Drought and the Food Supply Chain
If you’ve noticed that your grocery and restaurant bills are higher today than they were a year or two ago, you’re not alone. Food prices are on the rise, and it’s putting a strain on Californians across the state. While COVID-19 and inflation both play a major role here, the scarcity of water across the West has also forced farmers to cut crop production. This will undoubtedly impact prices across the food and agriculture supply chain in the months to come, given that California’s $54 billion agriculture industry provides over 400 key commodities, including a third of the country’s vegetables and two-thirds of the country’s fruits and nuts, according to the California Department of Food and Agriculture.
Last month, the Biden Administration announced key findings from the reviews called for under Executive Order 14017, designed to assess the vulnerabilities in the nation’s supply chains and develop strategies to strengthen their resilience. As part of the announcement, the Biden Administration pledged more than $4 billion toward initiatives through the U.S. Department of Agriculture to rebuild the nation’s food system by strengthening and diversifying supply chains and established a new Supply Chain Disruptions Task Force that will focus on, among other topics, agriculture and food.
It’s a reminder that the food and fiber grown in Westlands play a critical role in not just our local economy, but in national and global supply chains, too. That makes mitigating the impacts of the current drought – and taking proactive steps to prepare for the next, inevitable drought through infrastructure and other investments – all the more important. Ensuring the stability of our food supply requires allowing our farmers to be as productive as they can, and that starts with an adequate and reliable water supply
The Impact of Science-Based Policymaking

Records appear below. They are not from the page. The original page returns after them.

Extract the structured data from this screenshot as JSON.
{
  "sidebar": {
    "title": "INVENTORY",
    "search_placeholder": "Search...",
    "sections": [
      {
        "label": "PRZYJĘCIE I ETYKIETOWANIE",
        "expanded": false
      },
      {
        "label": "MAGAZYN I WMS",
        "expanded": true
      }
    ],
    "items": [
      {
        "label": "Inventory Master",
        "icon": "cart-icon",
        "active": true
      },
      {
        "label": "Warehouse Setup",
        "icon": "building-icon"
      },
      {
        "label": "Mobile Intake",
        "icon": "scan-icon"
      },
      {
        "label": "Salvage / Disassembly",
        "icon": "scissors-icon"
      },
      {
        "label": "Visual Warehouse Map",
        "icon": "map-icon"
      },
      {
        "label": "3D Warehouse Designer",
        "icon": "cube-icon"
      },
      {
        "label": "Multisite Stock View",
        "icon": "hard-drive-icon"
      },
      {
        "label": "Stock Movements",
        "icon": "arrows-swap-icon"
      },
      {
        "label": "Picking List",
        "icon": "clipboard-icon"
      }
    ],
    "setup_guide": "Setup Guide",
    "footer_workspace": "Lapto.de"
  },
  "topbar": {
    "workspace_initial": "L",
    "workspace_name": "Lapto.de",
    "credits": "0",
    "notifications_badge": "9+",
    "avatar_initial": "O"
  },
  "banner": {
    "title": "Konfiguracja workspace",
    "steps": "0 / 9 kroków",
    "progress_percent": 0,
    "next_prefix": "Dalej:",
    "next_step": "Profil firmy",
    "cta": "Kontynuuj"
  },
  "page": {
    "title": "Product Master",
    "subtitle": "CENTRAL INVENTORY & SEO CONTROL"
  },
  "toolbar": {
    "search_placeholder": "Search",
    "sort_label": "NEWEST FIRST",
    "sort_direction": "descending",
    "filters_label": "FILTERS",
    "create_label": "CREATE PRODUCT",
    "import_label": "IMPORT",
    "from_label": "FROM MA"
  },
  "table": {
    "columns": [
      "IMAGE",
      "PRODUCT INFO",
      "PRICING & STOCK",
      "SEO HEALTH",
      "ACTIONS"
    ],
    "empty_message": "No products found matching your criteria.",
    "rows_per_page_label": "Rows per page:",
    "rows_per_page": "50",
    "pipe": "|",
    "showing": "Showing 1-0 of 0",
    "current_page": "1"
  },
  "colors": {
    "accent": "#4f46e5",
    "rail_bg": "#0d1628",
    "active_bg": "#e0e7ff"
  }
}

One silver lining amid the devastation of the current drought is that between the amended 2018 Coordinated Operations Agreement and the recently updated science-based decision making incorporated into Central Valley Project (CVP) operations, more water can flow South-of-Delta without further harm to native fish species. In particular, the real-time monitoring strategy outlined in the 2019 Biological Assessment for the Long-Term Operations of the Central Valley Project and State Water Project incorporates a number of robust protections for native fish species based on expert opinions from career bureaucrats and scientists, which were all reviewed by independent scientific peer reviewers. This means that the U.S. Bureau of Reclamation now uses real-time monitoring strategies to ensure CVP operations are tailored to meet the biological needs of native fish species while moving water South-of-the-Delta.
As shown by the chart below, this represents a significant improvement from the previous, rigid calendar-based fish requirements included in the previous regulations. And, as validated by the 2019 Biological Opinions from the U.S. Fish and Wildlife Service and the National Marine Fisheries Service, this approach effectively assesses and mitigates risks to fish in real time and allows that scientific analysis to guide pumping operations.
This is just one example of the benefits of thoughtful policymaking rooted in science. As California continues seeking both short- and long-term solutions to mitigate the current drought and improve climate resilience, collaboration around issues relating to water storage, Voluntary Agreements and comprehensive management of the watershed will be critical to ensure California can effectively maximize every drop of water.
In the District
MEET OUR 2021 SCHOLARSHIP WINNERS
Last month, Westlands announced the recipients of our 2021 Westside Scholarship: Aidan Apgar, Bryan Welch, Chloe Scialo, Carlos Emilio Meza, Jacquelin Garcia, Marcos Rivera Hernandez, Omar Almaraz, and Yasmin Dominguez. These graduating seniors from eight local high schools have demonstrated exceptional academic achievement and leadership, and their accomplishments are points of great pride for our westside communities. Each winner received a $1,000 scholarship for community college and university expenses. We look forward to all they will contribute to their communities in their college years and beyond
WATCH: WESTLANDS JOINS RALLY IN SUPPORT OF SB 559
On June 28, Westlands General Manager Tom Birmingham joined a broad coalition at the State Capitol in support of The State Water Resiliency Act of 2021, Senator Melissa Hurtado’s bill to allocate $785 million to repairing vital water delivery systems that provide drinking water to communities throughout California and water that supports the state’s leading agricultural economy. You can watch the video of the event here and read the press release here.
READ: IT’S SOME OF AMERICA’S RICHEST FARMLAND. BUT WHAT IS IT WITHOUT WATER
Somini Sengupta of the New York Times talked with farmers from around California about the difficult choices they are being forced to make as a result of the lack of water. As it stands now, Westlands anticipates that an estimated 210,000 acres of land within Westlands will be fallowed this year. Click here to read the story.